[xlvii] Junge, Benjamin. "NGOs as shadow pseudopublics: Grassroots community leaders' perceptions of change and continuity in Porto Alegre, Brazil."American Ethnologist 39, no. 2 (2012): 491.
[xlviii] RIPESS, 2013, International Network for the Promotion of Social Solidarity Economy, http://www.ripess.org/about-us/?lang=en.
[xlix] Perkins, Patricia E. "Feminist ecological economics and sustainability."Journal of Bioeconomics 9, no. 3 (2007): 227-244.
[l] Coraggio, José Luis. "Economía social y solidaria." El trabajo antes que el capital 1 (2011):p133.
[li] Ibid. And Federici, Silvia, and George Caffentzis. "Commons against and beyond capitalism." Upping the Anti: a journal of theory and action 15 (2013): 83-97. And Federici, Silvia. "Women, land struggles, and the reconstruction of the commons." WorkingUSA 14, no. 1 (2011): 41-56.

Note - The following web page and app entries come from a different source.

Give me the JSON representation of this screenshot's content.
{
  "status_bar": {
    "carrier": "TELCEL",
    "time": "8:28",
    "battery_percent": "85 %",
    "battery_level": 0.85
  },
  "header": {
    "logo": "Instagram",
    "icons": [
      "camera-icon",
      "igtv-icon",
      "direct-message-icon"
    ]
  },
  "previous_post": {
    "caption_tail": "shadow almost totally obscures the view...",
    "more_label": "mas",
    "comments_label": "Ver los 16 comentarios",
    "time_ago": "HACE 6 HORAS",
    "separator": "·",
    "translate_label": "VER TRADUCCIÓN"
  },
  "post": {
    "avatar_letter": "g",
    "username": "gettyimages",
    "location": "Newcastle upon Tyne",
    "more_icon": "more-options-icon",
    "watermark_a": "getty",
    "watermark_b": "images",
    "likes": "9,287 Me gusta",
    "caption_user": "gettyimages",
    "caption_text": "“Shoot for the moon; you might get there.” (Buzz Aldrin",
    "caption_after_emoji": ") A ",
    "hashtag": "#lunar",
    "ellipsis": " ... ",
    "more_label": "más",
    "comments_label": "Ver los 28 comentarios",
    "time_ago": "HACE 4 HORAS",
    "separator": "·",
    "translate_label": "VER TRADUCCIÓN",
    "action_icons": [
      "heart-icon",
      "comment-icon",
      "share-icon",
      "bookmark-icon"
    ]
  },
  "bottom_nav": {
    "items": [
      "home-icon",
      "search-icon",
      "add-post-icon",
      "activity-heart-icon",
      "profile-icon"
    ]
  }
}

[lii] Mignolo, Walter. "The communal and the decolonial." Rethinking Intellectuals in Latin America (2010): 245-261. And Mignolo, Walter. The darker side of western modernity: Global futures, decolonial options. Duke University Press, 2011.
[liii] Collective, Midnight Notes. "Friends. Promissory Notes: From Crisis to Commons." Sparking a Worldwide Energy Revolution (2009): 13.